In addition, the Indonesian government has established a minimum amount of local property value that can be purchased by expatriates. This minimum amount varies by region and by different geographical areas. In the Jakarta area, for example, the value of the property you wish to purchase cannot be less than IDR 10 billion (673,000 USD).

Requirements and policies for expatriates who wish to purchase property in Indonesia:

  • As an individual, you must reside in Indonesia and apply for a KITAP (permanent residence permit) or KITAS (temporary/limited residence permit) to purchase and hold the property.
  • The minimum property price in Jakarta is IDR 10 billion (about $673,000) for a house and IDR 5 billion (about $340,000) for an apartment.
  • You and your family are allowed to own only one property. The maximum area of the property is 2000 square meters. The property must be paid for in cash or financed by a bank loan or issued by an Indonesian financial institution.
  • If you leave Indonesia, you must transfer the right to use the property to another person entitled to own property in Indonesia within one year of your departure.
  • Initially, the right of use is set at 30 years, but it can then be extended for up to 80 years.

Financing a property purchase in Jakarta

As mentioned earlier, you have two financing options when buying real estate in Jakarta: paying cash or getting a loan.

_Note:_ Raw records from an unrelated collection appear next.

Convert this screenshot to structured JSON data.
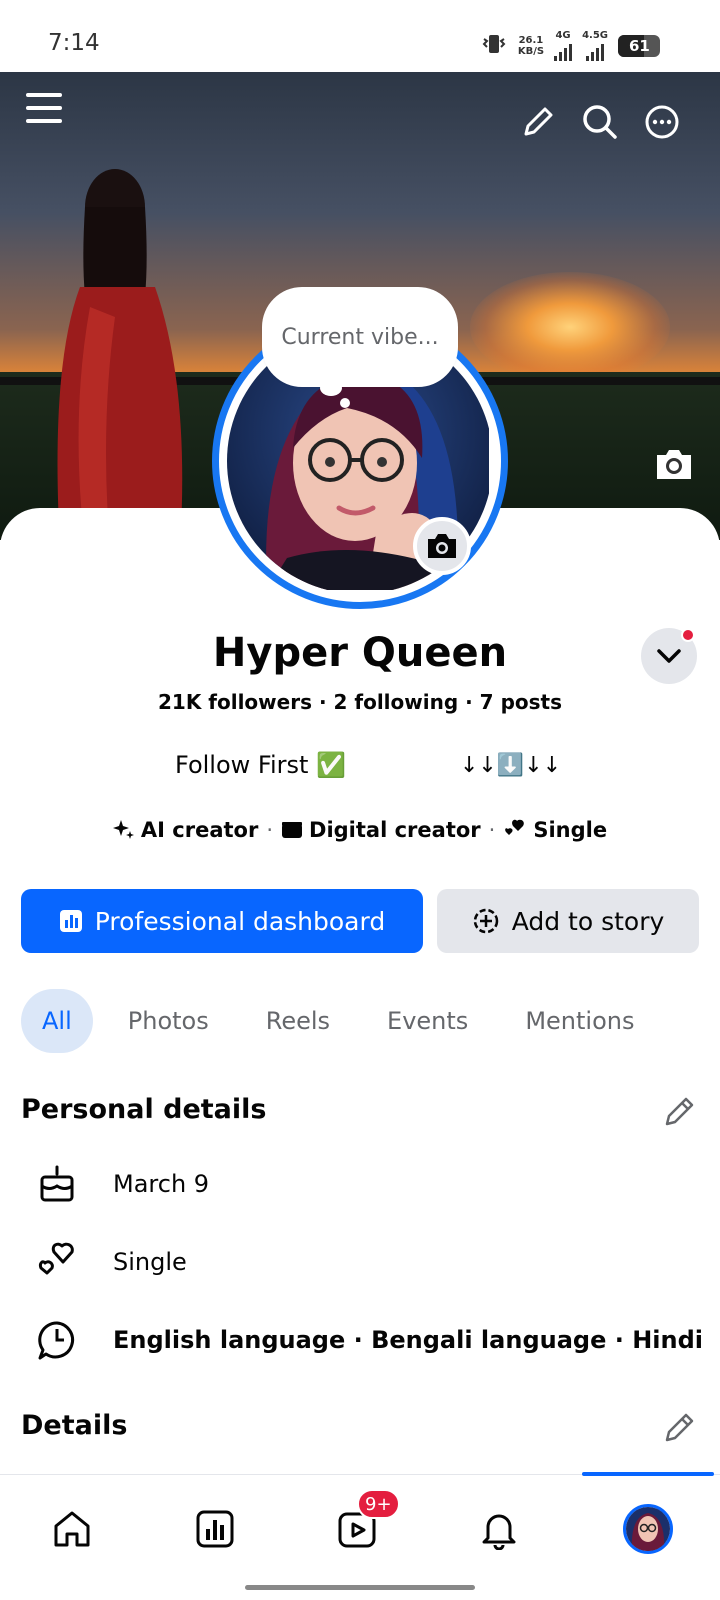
{
  "status_bar": {
    "time": "7:14",
    "net_speed_value": "26.1",
    "net_speed_unit": "KB/S",
    "sim1": "4G",
    "sim2": "4.5G",
    "battery": "61"
  },
  "header": {
    "menu_icon": "hamburger-icon",
    "edit_icon": "pencil-icon",
    "search_icon": "search-icon",
    "more_icon": "more-icon",
    "cover_camera_icon": "camera-icon"
  },
  "profile": {
    "note_placeholder": "Current vibe...",
    "name": "Hyper Queen",
    "stats": "21K followers · 2 following · 7 posts",
    "bio_line1": "Follow First ✅",
    "bio_line2": "↓↓⬇️↓↓",
    "categories": [
      {
        "label": "AI creator"
      },
      {
        "label": "Digital creator"
      },
      {
        "label": "Single"
      }
    ]
  },
  "actions": {
    "primary": "Professional dashboard",
    "secondary": "Add to story"
  },
  "tabs": [
    {
      "label": "All"
    },
    {
      "label": "Photos"
    },
    {
      "label": "Reels"
    },
    {
      "label": "Events"
    },
    {
      "label": "Mentions"
    }
  ],
  "personal_details": {
    "title": "Personal details",
    "rows": [
      {
        "icon": "cake-icon",
        "text": "March 9"
      },
      {
        "icon": "hearts-icon",
        "text": "Single"
      },
      {
        "icon": "language-icon",
        "text": "English language · Bengali language · Hindi"
      }
    ]
  },
  "details": {
    "title": "Details"
  },
  "bottom_nav": {
    "items": [
      {
        "icon": "home-icon"
      },
      {
        "icon": "dashboard-icon"
      },
      {
        "icon": "video-icon",
        "badge": "9+"
      },
      {
        "icon": "bell-icon"
      },
      {
        "icon": "profile-avatar"
      }
    ]
  },
  "colors": {
    "accent": "#0866ff",
    "notification": "#e41e3f",
    "secondary_button": "#e4e6eb"
  }
}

Even though paying in cash can save you from all the administrative hassle, it is still a tough job to pay $700,000 in cash for a house! To avoid this kind of problem, you can turn to banks like BTN, CIMB, BNI and Bank Permata, and financial institutions in Indonesia to apply for a home loan:

  • "Kredit Pemilikan Rumah" for a house or KPR
  • "Kredit Pemilikan Apartemen" for an apartment or KPA.

For more information on loans and the purchase process, talk to your real estate agent, developer, or local notary. Anyways, you will need a notary to oversee the transfer of ownership.

The alternatives

While real estate may seem particularly attractive in Jakarta, it is true to say that buying property there can be expensive, not to mention complicated for expatriates. However, there are other alternatives that can be explored, such as going through a local citizen to buy property as part of an official relationship (engagement) evidenced by a pre-marriage or marriage agreement.

In this case, it will be your Indonesian wife who will buy the property in full property right (Hak Milik), which will also facilitate the obtaining of the loan (KPR / KPA) from local banks. Be careful, though, as you are not the owner! You will have no rights on the property, even if you both live there.

It is highly advised to consult a local lawyer specializing in real estate and expatriates in ndonesia to know the best way to proceed.

Useful links:

Buying real estate in Jakarta

Indonesian real estate markets

Applying for a short-term residence permit

We do our best to provide accurate and up to date information. However, if you have noticed any inaccuracies in this article, please let us know in the comments section below.